The invention of the SIMPLEX linear programming algorithm by George B. Dantzig.   Linear programming (LP), invented independently by Dantzig and Leonid Kantorovich, is a powerful optimization technique that is widely used in economics and engineering.  It has been estimated that, aside from database operations such as sorting and searching, LP consumes more computer time than any other mathematical procedure.9  The SIMPLEX algorithm remains LP's fundamental numerical solution technique.

The invention of the ellipsoid method of convex optimization by Naum Shor and, independently, by Arkadi Nemirovski and David Yudin.  This technique, which was successfully employed by Leonid Khachiyan+ to prove the polynomial-time complexity of linear programming, underlies most modern results concerning the computational complexity of convex optimization programs.  The ellipsoid method provided the first effective solver for semidefinite programs (which are encountered in many engineering applications) and has led to significant advances in combinatorial optimization.

The invention or co-invention of four of CiSE's "Top Ten Algorithms of the Century" by Stanislaw Ulam, John von Neumann, George Dantzig, Cornelius Lanczos, Leslie Greengard, and Vladimir Rokhlin.   The January/February 2000 issue of Computing in Science & Engineering, a joint publication of the American Institute of Physics and the IEEE Computer Society, assembled a list of "the ten algorithms with the greatest influence on the development and practice of science and engineering in the 20th century."  In addition to the Monte Carlo method and the SIMPLEX algorithm discussed above, the top ten algorithms included the Krylov subspace iteration method for the solution of large systems of linear equations (Lanczos) and the fast multipole algorithm for the solution of many-body problems (Greengard and Rokhlin).


Programming Languages

FORTRANwas the first macro computer Programming language. At least one-third of the nine-person team that developed FORTRAN under John Backus(g) at IBM were Jewish.  Richard Goldberg, and Irving Ziller part that IBM team.

LISP the second oldest computer programming language developed by John McCarthy

BASIC programming language John George Kemeny  Co-creator


Turing Award Winners

Alan Mathison Turing(g) was an English

mathematiciancomputer scientist, logiciancryptanalystphilosopher, and theoretical biologist. Turing was highly influential in the development of theoretical computer science, providing a formalisation of the concepts of algorithm and computation with the Turing machine, which can be considered a model of a general-purpose computer. Turing is widely considered to be the father of theoretical computer science and artificial intelligence.

During the Second World War, Turing was a leading participant in the breaking of German ciphers at Bletchley Park.

Turing was prosecuted in 1952 for homosexual acts, and apparently committed suicide.

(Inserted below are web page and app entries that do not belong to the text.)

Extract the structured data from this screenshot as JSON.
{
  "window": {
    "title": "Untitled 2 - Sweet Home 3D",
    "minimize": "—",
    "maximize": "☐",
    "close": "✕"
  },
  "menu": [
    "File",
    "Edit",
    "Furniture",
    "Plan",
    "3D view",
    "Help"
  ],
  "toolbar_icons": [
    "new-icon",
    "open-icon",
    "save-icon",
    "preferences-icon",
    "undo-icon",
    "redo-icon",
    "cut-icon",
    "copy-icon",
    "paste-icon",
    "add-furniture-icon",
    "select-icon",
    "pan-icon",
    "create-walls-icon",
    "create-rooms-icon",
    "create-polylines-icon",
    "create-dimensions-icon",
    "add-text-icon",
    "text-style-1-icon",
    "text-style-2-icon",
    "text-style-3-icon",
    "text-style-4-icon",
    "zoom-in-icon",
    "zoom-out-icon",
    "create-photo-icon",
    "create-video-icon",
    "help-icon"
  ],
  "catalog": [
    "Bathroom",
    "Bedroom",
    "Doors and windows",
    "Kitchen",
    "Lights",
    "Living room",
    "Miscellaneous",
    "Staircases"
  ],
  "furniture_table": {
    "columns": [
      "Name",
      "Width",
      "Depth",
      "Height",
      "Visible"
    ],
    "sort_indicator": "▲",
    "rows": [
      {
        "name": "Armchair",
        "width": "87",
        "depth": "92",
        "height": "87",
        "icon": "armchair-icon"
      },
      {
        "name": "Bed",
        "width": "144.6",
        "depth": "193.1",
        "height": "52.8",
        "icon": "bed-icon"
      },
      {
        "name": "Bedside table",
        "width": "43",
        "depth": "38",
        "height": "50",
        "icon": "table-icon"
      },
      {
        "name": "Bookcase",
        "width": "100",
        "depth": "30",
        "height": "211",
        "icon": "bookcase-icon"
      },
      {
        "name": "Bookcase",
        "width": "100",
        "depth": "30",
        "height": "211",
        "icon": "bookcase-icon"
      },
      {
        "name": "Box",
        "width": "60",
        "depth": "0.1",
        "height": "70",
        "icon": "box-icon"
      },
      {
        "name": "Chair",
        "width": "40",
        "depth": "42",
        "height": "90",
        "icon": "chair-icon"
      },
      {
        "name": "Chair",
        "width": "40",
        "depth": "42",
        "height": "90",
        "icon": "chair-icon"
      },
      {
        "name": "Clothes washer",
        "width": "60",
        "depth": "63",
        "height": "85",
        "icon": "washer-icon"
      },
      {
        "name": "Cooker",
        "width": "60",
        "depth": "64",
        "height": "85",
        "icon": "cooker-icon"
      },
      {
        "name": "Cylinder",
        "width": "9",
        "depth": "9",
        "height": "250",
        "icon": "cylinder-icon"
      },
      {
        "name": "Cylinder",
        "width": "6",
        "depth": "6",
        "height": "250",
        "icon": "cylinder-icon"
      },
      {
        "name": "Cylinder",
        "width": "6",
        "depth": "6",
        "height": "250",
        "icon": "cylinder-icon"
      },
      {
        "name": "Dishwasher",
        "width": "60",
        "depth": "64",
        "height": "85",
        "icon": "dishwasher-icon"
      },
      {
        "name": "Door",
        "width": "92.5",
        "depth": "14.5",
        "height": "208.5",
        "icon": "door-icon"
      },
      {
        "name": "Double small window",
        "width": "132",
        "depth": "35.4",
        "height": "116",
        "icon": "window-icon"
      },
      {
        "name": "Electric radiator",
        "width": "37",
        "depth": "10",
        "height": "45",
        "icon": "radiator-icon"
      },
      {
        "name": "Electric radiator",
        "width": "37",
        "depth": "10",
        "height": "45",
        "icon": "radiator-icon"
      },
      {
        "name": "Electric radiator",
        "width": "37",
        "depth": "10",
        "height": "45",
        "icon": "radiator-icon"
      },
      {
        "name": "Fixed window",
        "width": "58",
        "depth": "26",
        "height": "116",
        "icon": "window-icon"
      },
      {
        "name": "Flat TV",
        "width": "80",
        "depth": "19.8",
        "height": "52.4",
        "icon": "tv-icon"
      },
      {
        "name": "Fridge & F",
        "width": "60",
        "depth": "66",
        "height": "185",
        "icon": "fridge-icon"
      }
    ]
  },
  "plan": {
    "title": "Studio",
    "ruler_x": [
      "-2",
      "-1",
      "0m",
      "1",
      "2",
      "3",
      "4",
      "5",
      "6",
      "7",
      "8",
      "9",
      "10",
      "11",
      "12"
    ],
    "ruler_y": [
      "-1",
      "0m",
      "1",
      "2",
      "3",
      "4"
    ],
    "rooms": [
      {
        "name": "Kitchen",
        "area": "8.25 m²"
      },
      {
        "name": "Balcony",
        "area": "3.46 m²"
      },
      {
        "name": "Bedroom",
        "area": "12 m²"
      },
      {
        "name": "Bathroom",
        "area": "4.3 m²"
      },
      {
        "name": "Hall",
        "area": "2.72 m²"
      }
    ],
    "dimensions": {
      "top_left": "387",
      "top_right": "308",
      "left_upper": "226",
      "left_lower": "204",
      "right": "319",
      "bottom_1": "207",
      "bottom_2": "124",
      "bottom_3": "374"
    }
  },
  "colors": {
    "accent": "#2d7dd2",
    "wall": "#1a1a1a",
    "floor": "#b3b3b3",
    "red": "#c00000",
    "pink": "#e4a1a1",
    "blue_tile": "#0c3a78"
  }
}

·         Leonard AdlemanRSA cryptography, DNA computingTuring Award (2002)[2]

·         Adi ShamirRSA cryptography, DNA computingTuring Award (2002)[2]

·         Lenore and Manuel Blum (Turing Award (1995)), Venezuelan-American computer scientists, computational complexity; parents of Avrim Blum (Co-training)[4]

·         Robert Fano, Italian-American information theorist[7]

·         Ed Feigenbaum, artificial intelligence, Turing Award (1994)[8]

·         William F. Friedman, cryptologist[9]

·         Herbert Gelernter, artificial intelligence; father of Unabomber victim David Gelernter[10]

·         Shafi Goldwasser, Israeli-American cryptographer, Turing Award (2013)[13][14]

·         Philip Greenspun, web applications[15]

·         Martin Hellman, public key cryptography, co-inventor of the Diffie–Hellman key exchange protocol, Turing Award (2015)[17][18]

·         Douglas Hofstadter, author of Gödel, Escher, Bach and other publications (half Jewish).[19]

·         Bob Kahn, co-invented TCP and IPPresidential Medal of Freedom, Turing Award (2004)[20][21]

·         Richard M. Karp, computational complexity, Turing Award (1985)[22][23]

·         John Kemeny, Hungarian-born co-developer of BASIC[24]

·         Leonard Kleinrockpacket switching[25]

·         Solomon Kullback, cryptographer[26]

·         Ray KurzweilOCR, speech recognition[27]

·         Jaron Lanier, virtual reality pioneer[28]Please insert your text here.